*** Opening Material to process ***

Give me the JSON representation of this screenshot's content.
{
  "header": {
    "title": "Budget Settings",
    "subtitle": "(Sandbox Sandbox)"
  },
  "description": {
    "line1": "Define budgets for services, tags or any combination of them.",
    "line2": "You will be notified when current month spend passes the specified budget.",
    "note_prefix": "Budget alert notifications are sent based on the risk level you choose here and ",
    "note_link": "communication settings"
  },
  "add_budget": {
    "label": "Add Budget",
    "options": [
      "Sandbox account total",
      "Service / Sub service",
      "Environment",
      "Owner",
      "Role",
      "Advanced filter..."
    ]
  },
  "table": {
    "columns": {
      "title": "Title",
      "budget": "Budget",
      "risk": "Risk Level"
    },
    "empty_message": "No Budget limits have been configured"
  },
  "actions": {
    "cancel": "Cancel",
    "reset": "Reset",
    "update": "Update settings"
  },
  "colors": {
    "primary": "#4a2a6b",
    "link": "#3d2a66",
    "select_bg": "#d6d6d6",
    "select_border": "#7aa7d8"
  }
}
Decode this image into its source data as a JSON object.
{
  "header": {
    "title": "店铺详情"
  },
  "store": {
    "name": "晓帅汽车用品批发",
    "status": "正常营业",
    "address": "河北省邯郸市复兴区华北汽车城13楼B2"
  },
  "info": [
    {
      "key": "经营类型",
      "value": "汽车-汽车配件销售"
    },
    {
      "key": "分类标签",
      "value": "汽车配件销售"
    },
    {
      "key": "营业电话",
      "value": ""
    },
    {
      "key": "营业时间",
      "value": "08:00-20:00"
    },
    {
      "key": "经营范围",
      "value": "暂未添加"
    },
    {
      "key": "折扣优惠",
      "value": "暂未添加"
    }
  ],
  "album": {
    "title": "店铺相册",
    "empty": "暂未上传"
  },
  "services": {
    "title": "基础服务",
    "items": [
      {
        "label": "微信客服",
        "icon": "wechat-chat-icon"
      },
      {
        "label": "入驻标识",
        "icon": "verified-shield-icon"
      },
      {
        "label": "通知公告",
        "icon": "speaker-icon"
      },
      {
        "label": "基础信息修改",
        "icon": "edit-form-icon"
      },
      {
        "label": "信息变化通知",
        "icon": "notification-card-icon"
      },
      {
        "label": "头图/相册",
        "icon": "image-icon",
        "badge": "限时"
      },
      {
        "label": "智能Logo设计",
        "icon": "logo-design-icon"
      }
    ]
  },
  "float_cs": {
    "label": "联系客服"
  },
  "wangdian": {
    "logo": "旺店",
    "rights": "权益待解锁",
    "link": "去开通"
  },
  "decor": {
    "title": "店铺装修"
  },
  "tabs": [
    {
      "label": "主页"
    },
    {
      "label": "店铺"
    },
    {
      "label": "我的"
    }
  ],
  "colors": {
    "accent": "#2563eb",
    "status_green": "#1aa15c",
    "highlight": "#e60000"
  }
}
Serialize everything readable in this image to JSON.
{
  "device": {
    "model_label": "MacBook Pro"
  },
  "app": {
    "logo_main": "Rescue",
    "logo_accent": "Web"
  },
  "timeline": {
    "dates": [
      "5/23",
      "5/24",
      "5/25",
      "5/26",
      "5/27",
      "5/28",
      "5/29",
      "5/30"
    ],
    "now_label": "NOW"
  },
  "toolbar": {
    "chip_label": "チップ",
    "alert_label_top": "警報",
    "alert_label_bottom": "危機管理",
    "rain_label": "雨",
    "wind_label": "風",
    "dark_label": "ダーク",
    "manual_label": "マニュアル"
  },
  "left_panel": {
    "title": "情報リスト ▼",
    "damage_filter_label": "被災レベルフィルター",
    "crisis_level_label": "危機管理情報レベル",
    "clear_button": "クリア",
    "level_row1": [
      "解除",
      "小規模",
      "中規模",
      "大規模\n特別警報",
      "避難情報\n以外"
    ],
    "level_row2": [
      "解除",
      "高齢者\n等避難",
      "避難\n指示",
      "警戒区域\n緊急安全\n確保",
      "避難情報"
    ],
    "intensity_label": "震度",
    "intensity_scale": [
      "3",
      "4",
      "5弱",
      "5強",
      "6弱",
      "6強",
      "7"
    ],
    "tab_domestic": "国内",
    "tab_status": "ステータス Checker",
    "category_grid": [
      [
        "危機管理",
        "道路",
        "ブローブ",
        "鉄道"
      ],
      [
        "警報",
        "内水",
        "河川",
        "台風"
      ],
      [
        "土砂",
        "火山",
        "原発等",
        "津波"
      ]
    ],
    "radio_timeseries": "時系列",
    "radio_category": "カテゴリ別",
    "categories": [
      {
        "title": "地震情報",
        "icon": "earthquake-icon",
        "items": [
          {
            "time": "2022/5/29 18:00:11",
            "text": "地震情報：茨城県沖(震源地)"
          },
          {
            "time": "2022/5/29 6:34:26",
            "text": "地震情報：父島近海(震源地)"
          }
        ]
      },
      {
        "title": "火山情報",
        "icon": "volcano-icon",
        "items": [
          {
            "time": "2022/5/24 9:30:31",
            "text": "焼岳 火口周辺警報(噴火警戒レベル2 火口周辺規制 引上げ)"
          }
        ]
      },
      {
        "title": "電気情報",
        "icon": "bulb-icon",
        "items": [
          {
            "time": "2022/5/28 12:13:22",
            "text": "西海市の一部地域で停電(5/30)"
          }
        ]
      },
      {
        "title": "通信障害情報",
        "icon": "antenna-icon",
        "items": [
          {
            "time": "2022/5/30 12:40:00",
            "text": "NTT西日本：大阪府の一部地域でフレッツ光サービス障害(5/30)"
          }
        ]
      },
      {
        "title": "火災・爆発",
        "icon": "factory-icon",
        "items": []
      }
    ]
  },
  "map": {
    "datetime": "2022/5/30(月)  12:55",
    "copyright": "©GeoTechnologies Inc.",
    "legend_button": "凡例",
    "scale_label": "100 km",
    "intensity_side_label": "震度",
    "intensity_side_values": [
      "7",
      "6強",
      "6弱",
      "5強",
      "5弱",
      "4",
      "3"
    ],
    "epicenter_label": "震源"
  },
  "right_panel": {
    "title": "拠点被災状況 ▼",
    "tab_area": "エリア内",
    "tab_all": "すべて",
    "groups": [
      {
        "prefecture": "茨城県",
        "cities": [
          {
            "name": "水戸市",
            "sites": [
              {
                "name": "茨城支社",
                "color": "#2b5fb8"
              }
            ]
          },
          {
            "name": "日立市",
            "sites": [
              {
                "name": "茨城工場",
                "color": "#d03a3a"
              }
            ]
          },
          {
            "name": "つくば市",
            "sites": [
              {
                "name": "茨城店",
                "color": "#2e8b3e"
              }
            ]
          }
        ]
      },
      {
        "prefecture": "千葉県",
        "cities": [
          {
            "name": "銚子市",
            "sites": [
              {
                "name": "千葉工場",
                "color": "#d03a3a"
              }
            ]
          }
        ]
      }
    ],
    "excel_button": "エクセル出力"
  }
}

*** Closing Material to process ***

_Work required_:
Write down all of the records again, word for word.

_Problem solution_:
Give me the JSON representation of this screenshot's content.
{
  "header": {
    "title": "Budget Settings",
    "subtitle": "(Sandbox Sandbox)"
  },
  "description": {
    "line1": "Define budgets for services, tags or any combination of them.",
    "line2": "You will be notified when current month spend passes the specified budget.",
    "note_prefix": "Budget alert notifications are sent based on the risk level you choose here and ",
    "note_link": "communication settings"
  },
  "add_budget": {
    "label": "Add Budget",
    "options": [
      "Sandbox account total",
      "Service / Sub service",
      "Environment",
      "Owner",
      "Role",
      "Advanced filter..."
    ]
  },
  "table": {
    "columns": {
      "title": "Title",
      "budget": "Budget",
      "risk": "Risk Level"
    },
    "empty_message": "No Budget limits have been configured"
  },
  "actions": {
    "cancel": "Cancel",
    "reset": "Reset",
    "update": "Update settings"
  },
  "colors": {
    "primary": "#4a2a6b",
    "link": "#3d2a66",
    "select_bg": "#d6d6d6",
    "select_border": "#7aa7d8"
  }
}
Decode this image into its source data as a JSON object.
{
  "header": {
    "title": "店铺详情"
  },
  "store": {
    "name": "晓帅汽车用品批发",
    "status": "正常营业",
    "address": "河北省邯郸市复兴区华北汽车城13楼B2"
  },
  "info": [
    {
      "key": "经营类型",
      "value": "汽车-汽车配件销售"
    },
    {
      "key": "分类标签",
      "value": "汽车配件销售"
    },
    {
      "key": "营业电话",
      "value": ""
    },
    {
      "key": "营业时间",
      "value": "08:00-20:00"
    },
    {
      "key": "经营范围",
      "value": "暂未添加"
    },
    {
      "key": "折扣优惠",
      "value": "暂未添加"
    }
  ],
  "album": {
    "title": "店铺相册",
    "empty": "暂未上传"
  },
  "services": {
    "title": "基础服务",
    "items": [
      {
        "label": "微信客服",
        "icon": "wechat-chat-icon"
      },
      {
        "label": "入驻标识",
        "icon": "verified-shield-icon"
      },
      {
        "label": "通知公告",
        "icon": "speaker-icon"
      },
      {
        "label": "基础信息修改",
        "icon": "edit-form-icon"
      },
      {
        "label": "信息变化通知",
        "icon": "notification-card-icon"
      },
      {
        "label": "头图/相册",
        "icon": "image-icon",
        "badge": "限时"
      },
      {
        "label": "智能Logo设计",
        "icon": "logo-design-icon"
      }
    ]
  },
  "float_cs": {
    "label": "联系客服"
  },
  "wangdian": {
    "logo": "旺店",
    "rights": "权益待解锁",
    "link": "去开通"
  },
  "decor": {
    "title": "店铺装修"
  },
  "tabs": [
    {
      "label": "主页"
    },
    {
      "label": "店铺"
    },
    {
      "label": "我的"
    }
  ],
  "colors": {
    "accent": "#2563eb",
    "status_green": "#1aa15c",
    "highlight": "#e60000"
  }
}
Serialize everything readable in this image to JSON.
{
  "device": {
    "model_label": "MacBook Pro"
  },
  "app": {
    "logo_main": "Rescue",
    "logo_accent": "Web"
  },
  "timeline": {
    "dates": [
      "5/23",
      "5/24",
      "5/25",
      "5/26",
      "5/27",
      "5/28",
      "5/29",
      "5/30"
    ],
    "now_label": "NOW"
  },
  "toolbar": {
    "chip_label": "チップ",
    "alert_label_top": "警報",
    "alert_label_bottom": "危機管理",
    "rain_label": "雨",
    "wind_label": "風",
    "dark_label": "ダーク",
    "manual_label": "マニュアル"
  },
  "left_panel": {
    "title": "情報リスト ▼",
    "damage_filter_label": "被災レベルフィルター",
    "crisis_level_label": "危機管理情報レベル",
    "clear_button": "クリア",
    "level_row1": [
      "解除",
      "小規模",
      "中規模",
      "大規模\n特別警報",
      "避難情報\n以外"
    ],
    "level_row2": [
      "解除",
      "高齢者\n等避難",
      "避難\n指示",
      "警戒区域\n緊急安全\n確保",
      "避難情報"
    ],
    "intensity_label": "震度",
    "intensity_scale": [
      "3",
      "4",
      "5弱",
      "5強",
      "6弱",
      "6強",
      "7"
    ],
    "tab_domestic": "国内",
    "tab_status": "ステータス Checker",
    "category_grid": [
      [
        "危機管理",
        "道路",
        "ブローブ",
        "鉄道"
      ],
      [
        "警報",
        "内水",
        "河川",
        "台風"
      ],
      [
        "土砂",
        "火山",
        "原発等",
        "津波"
      ]
    ],
    "radio_timeseries": "時系列",
    "radio_category": "カテゴリ別",
    "categories": [
      {
        "title": "地震情報",
        "icon": "earthquake-icon",
        "items": [
          {
            "time": "2022/5/29 18:00:11",
            "text": "地震情報：茨城県沖(震源地)"
          },
          {
            "time": "2022/5/29 6:34:26",
            "text": "地震情報：父島近海(震源地)"
          }
        ]
      },
      {
        "title": "火山情報",
        "icon": "volcano-icon",
        "items": [
          {
            "time": "2022/5/24 9:30:31",
            "text": "焼岳 火口周辺警報(噴火警戒レベル2 火口周辺規制 引上げ)"
          }
        ]
      },
      {
        "title": "電気情報",
        "icon": "bulb-icon",
        "items": [
          {
            "time": "2022/5/28 12:13:22",
            "text": "西海市の一部地域で停電(5/30)"
          }
        ]
      },
      {
        "title": "通信障害情報",
        "icon": "antenna-icon",
        "items": [
          {
            "time": "2022/5/30 12:40:00",
            "text": "NTT西日本：大阪府の一部地域でフレッツ光サービス障害(5/30)"
          }
        ]
      },
      {
        "title": "火災・爆発",
        "icon": "factory-icon",
        "items": []
      }
    ]
  },
  "map": {
    "datetime": "2022/5/30(月)  12:55",
    "copyright": "©GeoTechnologies Inc.",
    "legend_button": "凡例",
    "scale_label": "100 km",
    "intensity_side_label": "震度",
    "intensity_side_values": [
      "7",
      "6強",
      "6弱",
      "5強",
      "5弱",
      "4",
      "3"
    ],
    "epicenter_label": "震源"
  },
  "right_panel": {
    "title": "拠点被災状況 ▼",
    "tab_area": "エリア内",
    "tab_all": "すべて",
    "groups": [
      {
        "prefecture": "茨城県",
        "cities": [
          {
            "name": "水戸市",
            "sites": [
              {
                "name": "茨城支社",
                "color": "#2b5fb8"
              }
            ]
          },
          {
            "name": "日立市",
            "sites": [
              {
                "name": "茨城工場",
                "color": "#d03a3a"
              }
            ]
          },
          {
            "name": "つくば市",
            "sites": [
              {
                "name": "茨城店",
                "color": "#2e8b3e"
              }
            ]
          }
        ]
      },
      {
        "prefecture": "千葉県",
        "cities": [
          {
            "name": "銚子市",
            "sites": [
              {
                "name": "千葉工場",
                "color": "#d03a3a"
              }
            ]
          }
        ]
      }
    ],
    "excel_button": "エクセル出力"
  }
}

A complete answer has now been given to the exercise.